**Directions:**
Search the material for the string "data", then return every line where it is found.

**Extracted material:**

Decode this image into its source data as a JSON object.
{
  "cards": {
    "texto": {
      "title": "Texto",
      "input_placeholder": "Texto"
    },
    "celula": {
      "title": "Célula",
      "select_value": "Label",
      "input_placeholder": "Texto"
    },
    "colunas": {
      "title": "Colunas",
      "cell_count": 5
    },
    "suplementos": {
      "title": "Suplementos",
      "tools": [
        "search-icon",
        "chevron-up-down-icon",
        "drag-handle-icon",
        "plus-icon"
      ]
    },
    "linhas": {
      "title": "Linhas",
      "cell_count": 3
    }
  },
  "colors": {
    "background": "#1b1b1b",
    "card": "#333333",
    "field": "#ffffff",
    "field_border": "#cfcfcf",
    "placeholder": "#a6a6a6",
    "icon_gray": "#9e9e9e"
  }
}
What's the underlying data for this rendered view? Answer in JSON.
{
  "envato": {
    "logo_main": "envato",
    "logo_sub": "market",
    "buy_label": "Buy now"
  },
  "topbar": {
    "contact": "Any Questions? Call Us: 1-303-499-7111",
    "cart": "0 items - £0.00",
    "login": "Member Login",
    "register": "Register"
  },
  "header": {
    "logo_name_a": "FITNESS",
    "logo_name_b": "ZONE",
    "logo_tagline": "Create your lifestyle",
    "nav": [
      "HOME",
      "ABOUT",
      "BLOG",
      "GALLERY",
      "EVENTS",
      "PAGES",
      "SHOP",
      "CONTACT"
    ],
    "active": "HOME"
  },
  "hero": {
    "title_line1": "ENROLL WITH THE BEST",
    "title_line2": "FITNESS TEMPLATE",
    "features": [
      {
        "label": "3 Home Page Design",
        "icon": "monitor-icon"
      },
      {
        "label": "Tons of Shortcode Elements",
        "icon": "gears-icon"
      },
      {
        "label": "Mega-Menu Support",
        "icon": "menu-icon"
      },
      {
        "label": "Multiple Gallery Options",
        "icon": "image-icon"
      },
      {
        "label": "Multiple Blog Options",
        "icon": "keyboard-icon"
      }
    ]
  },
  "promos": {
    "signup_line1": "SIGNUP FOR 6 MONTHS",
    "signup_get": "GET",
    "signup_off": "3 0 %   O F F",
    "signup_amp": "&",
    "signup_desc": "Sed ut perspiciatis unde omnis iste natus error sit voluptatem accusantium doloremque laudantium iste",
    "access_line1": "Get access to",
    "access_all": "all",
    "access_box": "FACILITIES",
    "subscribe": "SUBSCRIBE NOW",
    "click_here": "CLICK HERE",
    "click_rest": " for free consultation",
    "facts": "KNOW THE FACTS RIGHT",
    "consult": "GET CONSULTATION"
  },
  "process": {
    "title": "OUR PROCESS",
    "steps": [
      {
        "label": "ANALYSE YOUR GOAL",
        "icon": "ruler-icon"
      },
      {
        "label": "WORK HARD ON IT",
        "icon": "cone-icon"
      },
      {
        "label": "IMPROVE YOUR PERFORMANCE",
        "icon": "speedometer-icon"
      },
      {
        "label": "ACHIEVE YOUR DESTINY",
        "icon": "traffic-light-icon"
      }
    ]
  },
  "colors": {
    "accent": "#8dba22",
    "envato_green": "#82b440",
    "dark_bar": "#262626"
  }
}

**Solution to this problem:**
Decode this image into its source data as a JSON object.
What's the underlying data for this rendered view? Answer in JSON.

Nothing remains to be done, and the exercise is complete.